Enjoy the PLAYGROUND.  You have spacious time to explore it.

May your happiness increase!



People who live for jazz recordings and performances are often surprised to find that jazz musicians need a more balanced diet — what Ruby Braff called “aesthetic vitamins.”  Coleman Hawkins listened to the “modern classical music” of his day, as did Bix, and Louis drew energy and solace from John McCormack records.  The anecdotes below are testimony from most illustrious sources.  And, since the universe seems occasionally to operate harmoniously, they came to me — independently — in the last two days.

First, from Dan Morgenstern about his hero and mine, Vic Dickenson:

When I interviewed Vic Dickenson years ago and asked him what trombone playing he had listened to in his formative years (making the point, as you will see, wrongly, that trombone playing back then (Vic b. 1906) was of the tailgate variety) he didn’t say anything but went to his small collection of records, pulled out an old 12-inch 78, and put it on. It was a beautiful version of Celeste Aida by Arthur Pryor, Sousa’s trombone soloist and assistant conductor before going out on his own, and most certainly known to Tommy Dorsey. These are the kind of things you won’t learn from most jazz history sources.

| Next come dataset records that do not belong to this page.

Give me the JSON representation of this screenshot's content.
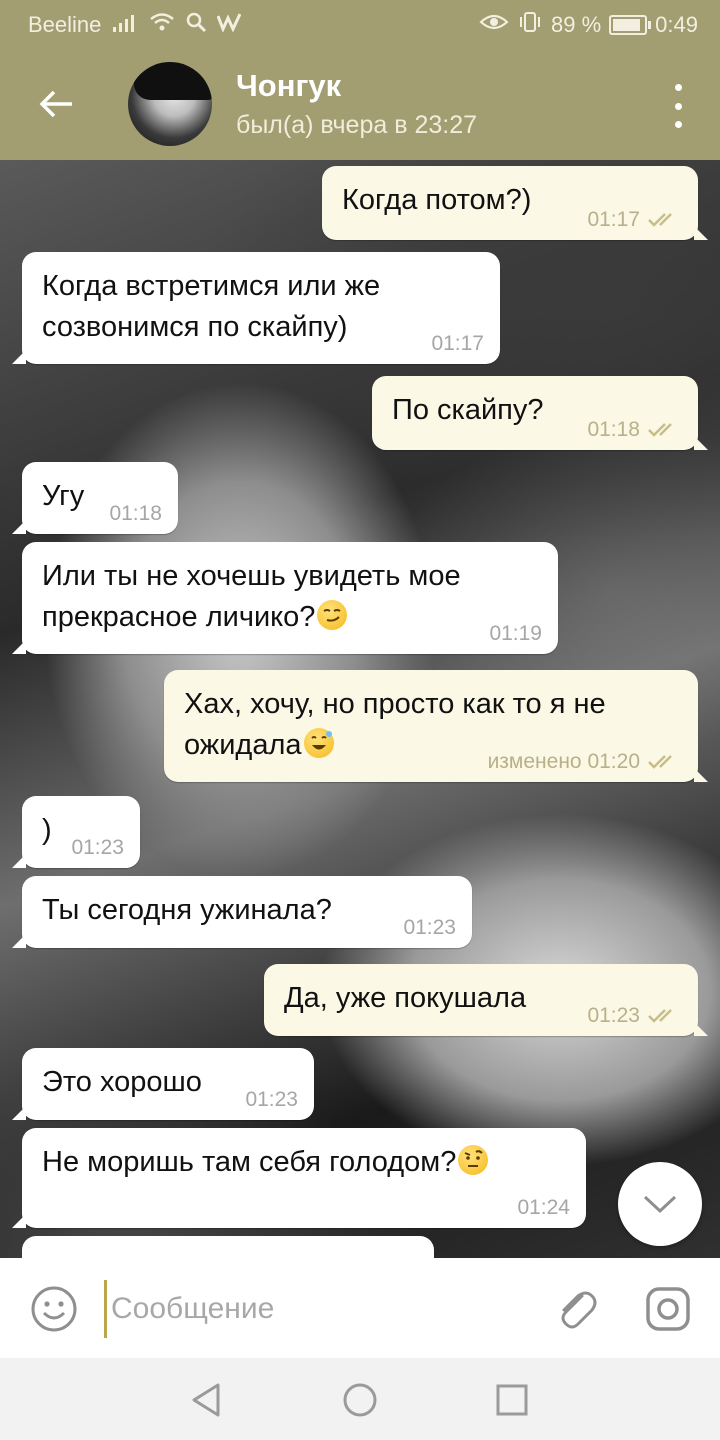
{
  "status_bar": {
    "carrier": "Beeline",
    "battery_percent": "89 %",
    "battery_level": 0.89,
    "time": "0:49"
  },
  "header": {
    "contact_name": "Чонгук",
    "contact_status": "был(а) вчера в 23:27"
  },
  "messages": [
    {
      "side": "out",
      "lines": [
        "Когда потом?)"
      ],
      "time": "01:17",
      "read": true
    },
    {
      "side": "in",
      "lines": [
        "Когда встретимся или же",
        "созвонимся по скайпу)"
      ],
      "time": "01:17"
    },
    {
      "side": "out",
      "lines": [
        "По скайпу?"
      ],
      "time": "01:18",
      "read": true
    },
    {
      "side": "in",
      "lines": [
        "Угу"
      ],
      "time": "01:18"
    },
    {
      "side": "in",
      "lines": [
        "Или ты не хочешь увидеть мое",
        "прекрасное личико?"
      ],
      "time": "01:19",
      "emoji": "smirking-face"
    },
    {
      "side": "out",
      "lines": [
        "Хах, хочу, но просто как то я не",
        "ожидала"
      ],
      "time": "изменено 01:20",
      "read": true,
      "emoji": "grinning-face-with-sweat"
    },
    {
      "side": "in",
      "lines": [
        ")"
      ],
      "time": "01:23"
    },
    {
      "side": "in",
      "lines": [
        "Ты сегодня ужинала?"
      ],
      "time": "01:23"
    },
    {
      "side": "out",
      "lines": [
        "Да, уже покушала"
      ],
      "time": "01:23",
      "read": true
    },
    {
      "side": "in",
      "lines": [
        "Это хорошо"
      ],
      "time": "01:23"
    },
    {
      "side": "in",
      "lines": [
        "Не моришь там себя голодом?"
      ],
      "time": "01:24",
      "emoji": "face-with-raised-eyebrow"
    }
  ],
  "input": {
    "placeholder": "Сообщение",
    "value": ""
  },
  "colors": {
    "header": "#a39d72",
    "outgoing_bubble": "#fbf8e6",
    "incoming_bubble": "#ffffff",
    "check_marks": "#c7bd86"
  },
  "icons": {
    "back": "arrow-left",
    "menu": "vertical-dots",
    "emoji": "smiley",
    "attach": "paperclip",
    "camera": "instagram-camera",
    "scroll_down": "chevron-down",
    "nav_back": "triangle-left",
    "nav_home": "circle",
    "nav_recent": "square"
  }
}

And here is a generous website featuring “recordings from the nineteenth century,” where you can hear THERE’LL COME A TIME, made in 1897, featuring Pryor, whose playing is astonishingly mobile.  Although the link probably does not work within this post, visit http://home.clara.net/rfwilmut/19thcent/19th.html.

Then, taking it one step beyond (from appreciation and immersion to actual performance), Sam Parkins testifies:

No one thinks about jazz people’s interest in classical music. Bird listening to Bartok, that awesome tale of Dave McKenna playing the Ravel Piano Concerto chilling out after a record date. “But Dave – you can’t read music -” “Yeah I know. I learned it off a record”. And a friend staying in a hotel in Chicago where Earl Hines was playing. He comes down for breakfast late; after he goes to the lobby and the door to the nightclub is ajar. Hears piano. By the bare single ‘off duty’ light Hines is working on Beethoven’s Sonata Op. 111 — the really hard one. Oh – & AL Haig only practiced Chopin.

More to come on this subject.

I took the photograph above about ten months ago.  It is my version of “where inspiration comes from.”  Anyone care to guess the country and region?